GWANGJU, SOUTH KOREA – A South Korean court on Tuesday ordered Mitsubishi Heavy Industries Ltd. to pay compensation over forced labor by two women during World War II.
In the latest ruling concerning such practices during the Japanese rule of the Korean Peninsula between 1910 and 1945, the Gwangju District Court directed Mitsubishi to pay 85-year-old Kim Yong-ok and a family member of the late Choi Jong-rye a total of around 123.20 million won (just over ¥12 million).
A string of district courts have ruled in favor of those forced to work for Japanese firms following a landmark May 2012 decision by South Korea’s Supreme Court.
Reversing previous court decisions, the top court ruled that the right of former forced workers and their families to seek withheld wages and compensation was not invalidated by a 1965 Japan-South Korea agreement that Tokyo claims settled all postwar compensation claims, prompting plaintiffs to seek damages in South Korea.
Japan maintains that all individual compensation claims were settled with that treaty, under which South Korea and Japan normalized their relations. Mitsubishi Heavy has argued in the past in court in South Korea that the plaintiffs’ claims should be rejected on this basis.
In the latest case, the plaintiffs said they were forced to work at Mitsubishi Heavy’s factories in places such as Nagoya.
Kim said during the trial that she went to Japan in the hope of “studying and earning money but was deceived,” as she was sent to an airplane manufacturing factory and forced into labor there.
“After the plant was destroyed following the 1944 Tonankai earthquake, I was sent to a factory in Toyama, sustained severe burns during an air raid and suffered for a long time,” she said.
The other plaintiff, Lee Gyong-ja, is the wife of a nephew of Choi, who died after she was crushed under factory rubble during the Tonankai quake.
Lee, 74, said, “I sued because I could not forget how (Choi’s) family had suffered for many years. I want an apology.”

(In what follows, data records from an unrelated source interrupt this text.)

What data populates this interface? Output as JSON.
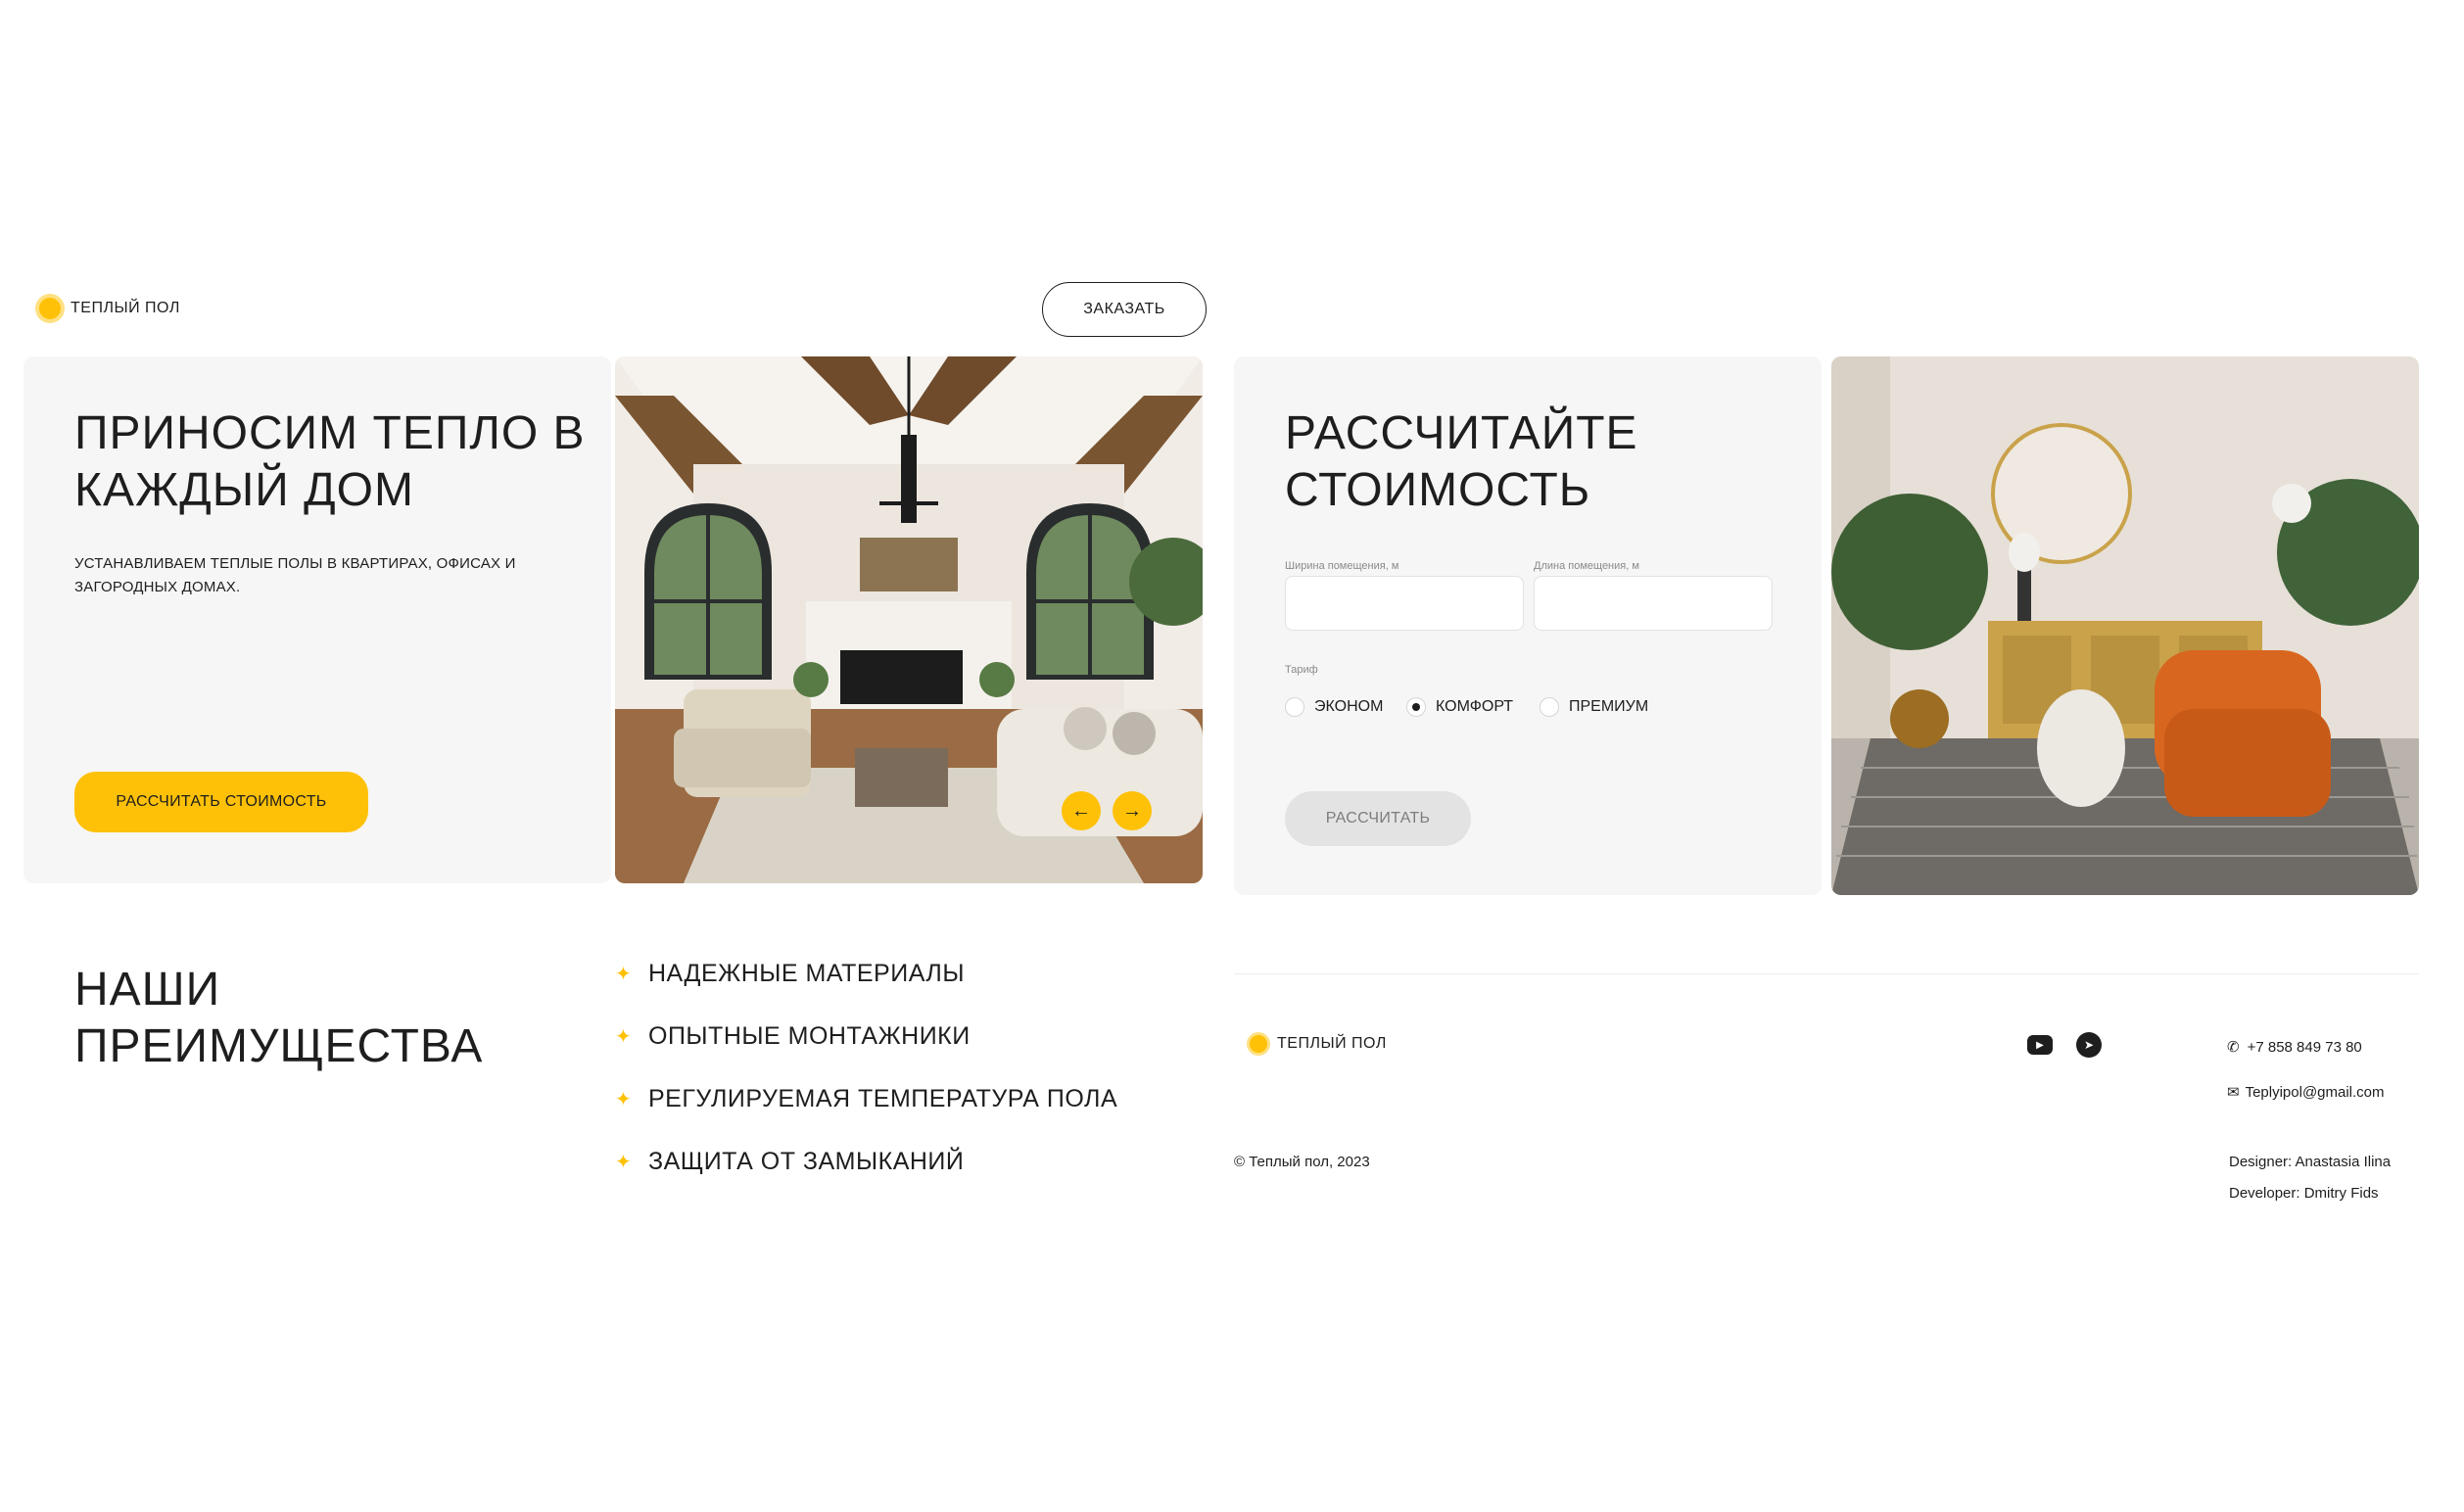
{
  "header": {
    "logo_text": "ТЕПЛЫЙ ПОЛ",
    "order_button": "ЗАКАЗАТЬ"
  },
  "hero": {
    "title": "ПРИНОСИМ ТЕПЛО В КАЖДЫЙ ДОМ",
    "subtitle": "УСТАНАВЛИВАЕМ ТЕПЛЫЕ ПОЛЫ В КВАРТИРАХ, ОФИСАХ И ЗАГОРОДНЫХ ДОМАХ.",
    "cta": "РАССЧИТАТЬ СТОИМОСТЬ",
    "prev_icon": "arrow-left-icon",
    "next_icon": "arrow-right-icon"
  },
  "calculator": {
    "title": "РАССЧИТАЙТЕ СТОИМОСТЬ",
    "width_label": "Ширина помещения, м",
    "length_label": "Длина помещения, м",
    "width_value": "",
    "length_value": "",
    "tariff_label": "Тариф",
    "tariffs": [
      {
        "label": "ЭКОНОМ",
        "checked": false
      },
      {
        "label": "КОМФОРТ",
        "checked": true
      },
      {
        "label": "ПРЕМИУМ",
        "checked": false
      }
    ],
    "submit": "РАССЧИТАТЬ"
  },
  "advantages": {
    "title": "НАШИ ПРЕИМУЩЕСТВА",
    "items": [
      "НАДЕЖНЫЕ МАТЕРИАЛЫ",
      "ОПЫТНЫЕ МОНТАЖНИКИ",
      "РЕГУЛИРУЕМАЯ ТЕМПЕРАТУРА ПОЛА",
      "ЗАЩИТА ОТ ЗАМЫКАНИЙ"
    ]
  },
  "footer": {
    "logo_text": "ТЕПЛЫЙ ПОЛ",
    "copyright": "© Теплый пол, 2023",
    "phone": "+7 858 849 73 80",
    "email": "Teplyipol@gmail.com",
    "designer": "Designer: Anastasia Ilina",
    "developer": "Developer: Dmitry Fids",
    "social_icons": [
      "youtube-icon",
      "telegram-icon"
    ]
  },
  "colors": {
    "accent": "#ffc107",
    "card_bg": "#f6f6f6",
    "text": "#1e1e1e"
  }
}
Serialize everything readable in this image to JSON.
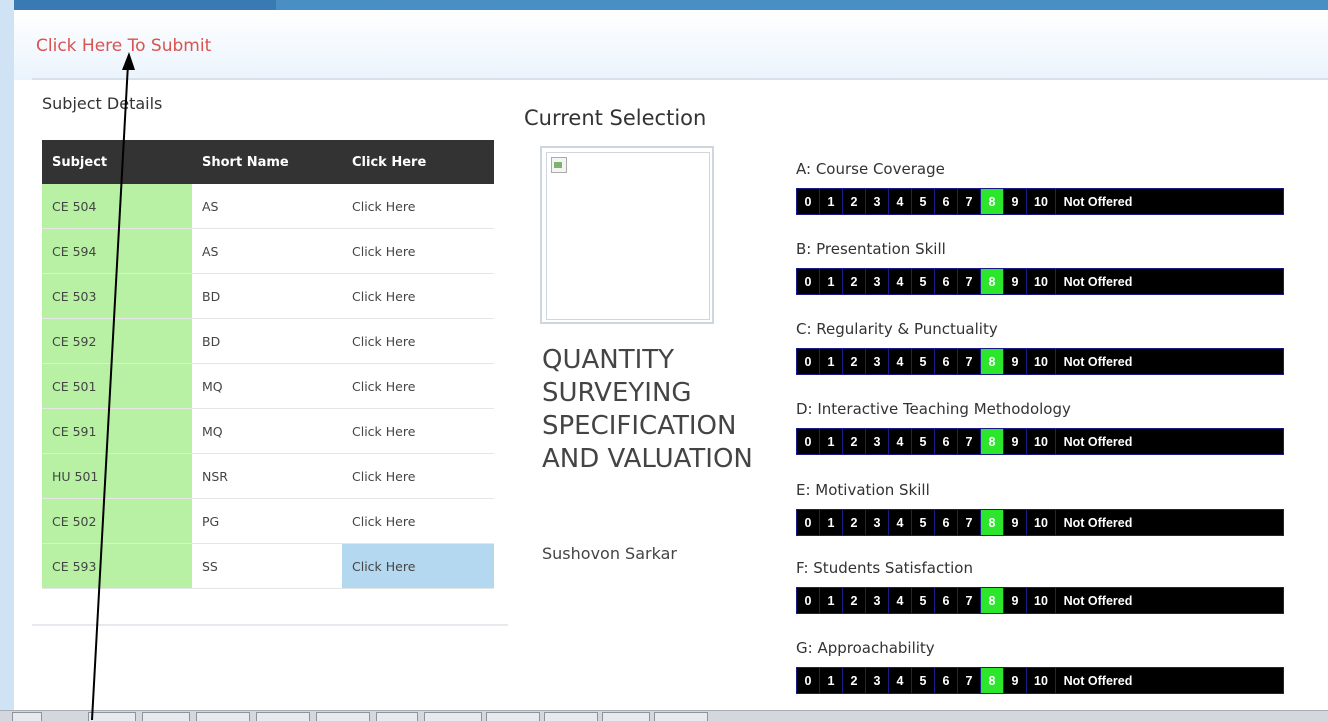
{
  "header": {
    "submit_link": "Click Here To Submit"
  },
  "subjects": {
    "title": "Subject Details",
    "columns": [
      "Subject",
      "Short Name",
      "Click Here"
    ],
    "rows": [
      {
        "subject": "CE 504",
        "short": "AS",
        "action": "Click Here"
      },
      {
        "subject": "CE 594",
        "short": "AS",
        "action": "Click Here"
      },
      {
        "subject": "CE 503",
        "short": "BD",
        "action": "Click Here"
      },
      {
        "subject": "CE 592",
        "short": "BD",
        "action": "Click Here"
      },
      {
        "subject": "CE 501",
        "short": "MQ",
        "action": "Click Here"
      },
      {
        "subject": "CE 591",
        "short": "MQ",
        "action": "Click Here"
      },
      {
        "subject": "HU 501",
        "short": "NSR",
        "action": "Click Here"
      },
      {
        "subject": "CE 502",
        "short": "PG",
        "action": "Click Here"
      },
      {
        "subject": "CE 593",
        "short": "SS",
        "action": "Click Here",
        "selected": true
      }
    ]
  },
  "current": {
    "title": "Current Selection",
    "course_name": "QUANTITY SURVEYING SPECIFICATION AND VALUATION",
    "teacher": "Sushovon Sarkar"
  },
  "criteria": [
    {
      "label": "A: Course Coverage",
      "selected": 8
    },
    {
      "label": "B: Presentation Skill",
      "selected": 8
    },
    {
      "label": "C: Regularity & Punctuality",
      "selected": 8
    },
    {
      "label": "D: Interactive Teaching Methodology",
      "selected": 8
    },
    {
      "label": "E: Motivation Skill",
      "selected": 8
    },
    {
      "label": "F: Students Satisfaction",
      "selected": 8
    },
    {
      "label": "G: Approachability",
      "selected": 8
    }
  ],
  "scale_options": [
    "0",
    "1",
    "2",
    "3",
    "4",
    "5",
    "6",
    "7",
    "8",
    "9",
    "10",
    "Not Offered"
  ],
  "colors": {
    "selected": "#2ce62c",
    "scale_bg": "#000000",
    "subject_cell": "#b8f1a4",
    "selected_row": "#b4d8f0",
    "submit_link": "#d9534f"
  }
}
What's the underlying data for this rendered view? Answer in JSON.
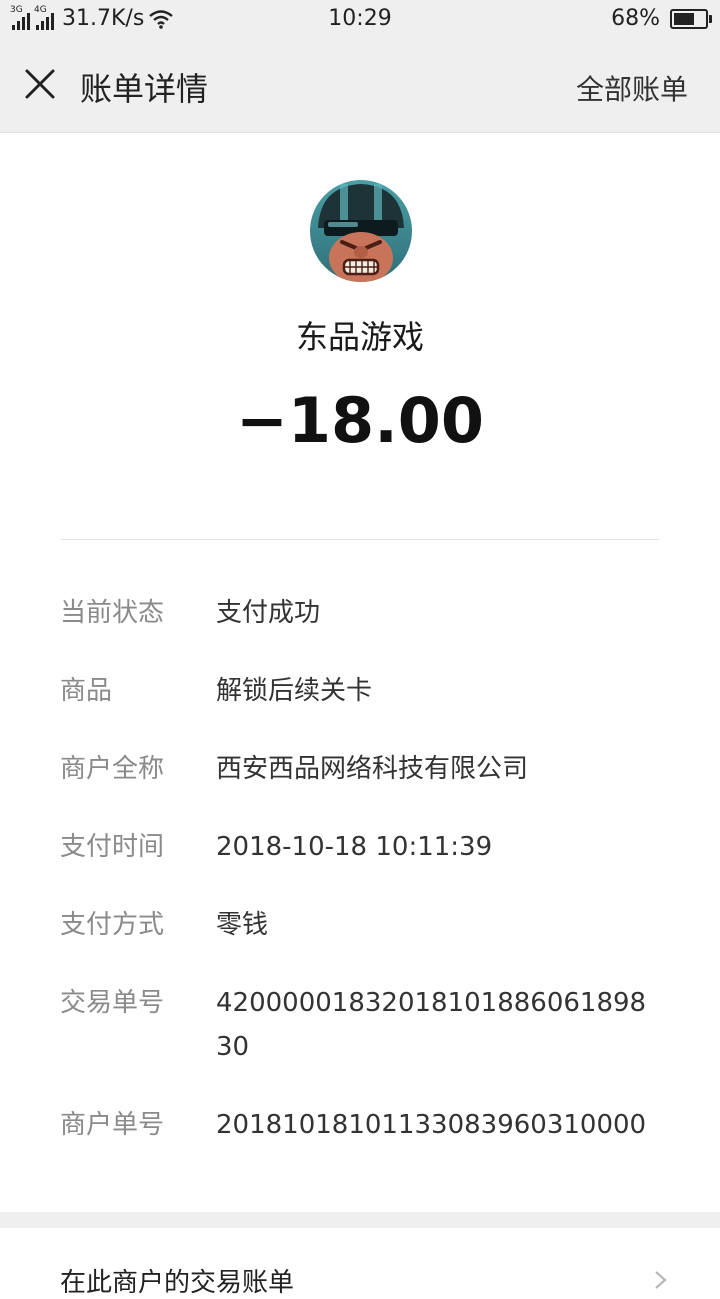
{
  "status_bar": {
    "signal1_label": "3G",
    "signal2_label": "4G",
    "speed": "31.7K/s",
    "time": "10:29",
    "battery": "68%",
    "battery_level": 0.68,
    "icons": [
      "signal-icon",
      "wifi-icon",
      "battery-icon"
    ]
  },
  "header": {
    "close_icon": "close-icon",
    "title": "账单详情",
    "all_bills": "全部账单"
  },
  "merchant": {
    "avatar_icon": "game-avatar-icon",
    "name": "东品游戏",
    "amount": "−18.00"
  },
  "details": [
    {
      "label": "当前状态",
      "value": "支付成功"
    },
    {
      "label": "商品",
      "value": "解锁后续关卡"
    },
    {
      "label": "商户全称",
      "value": "西安西品网络科技有限公司"
    },
    {
      "label": "支付时间",
      "value": "2018-10-18 10:11:39"
    },
    {
      "label": "支付方式",
      "value": "零钱"
    },
    {
      "label": "交易单号",
      "value": "4200000183201810188606189830"
    },
    {
      "label": "商户单号",
      "value": "20181018101133083960310000"
    }
  ],
  "footer": {
    "link": "在此商户的交易账单",
    "chevron_icon": "chevron-right-icon"
  },
  "colors": {
    "header_bg": "#efefef",
    "label_gray": "#8a8a8a",
    "value_text": "#333333"
  }
}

In a time of both misinformation and too much information, quality journalism is more crucial than ever.
By subscribing, you can help us get the story right.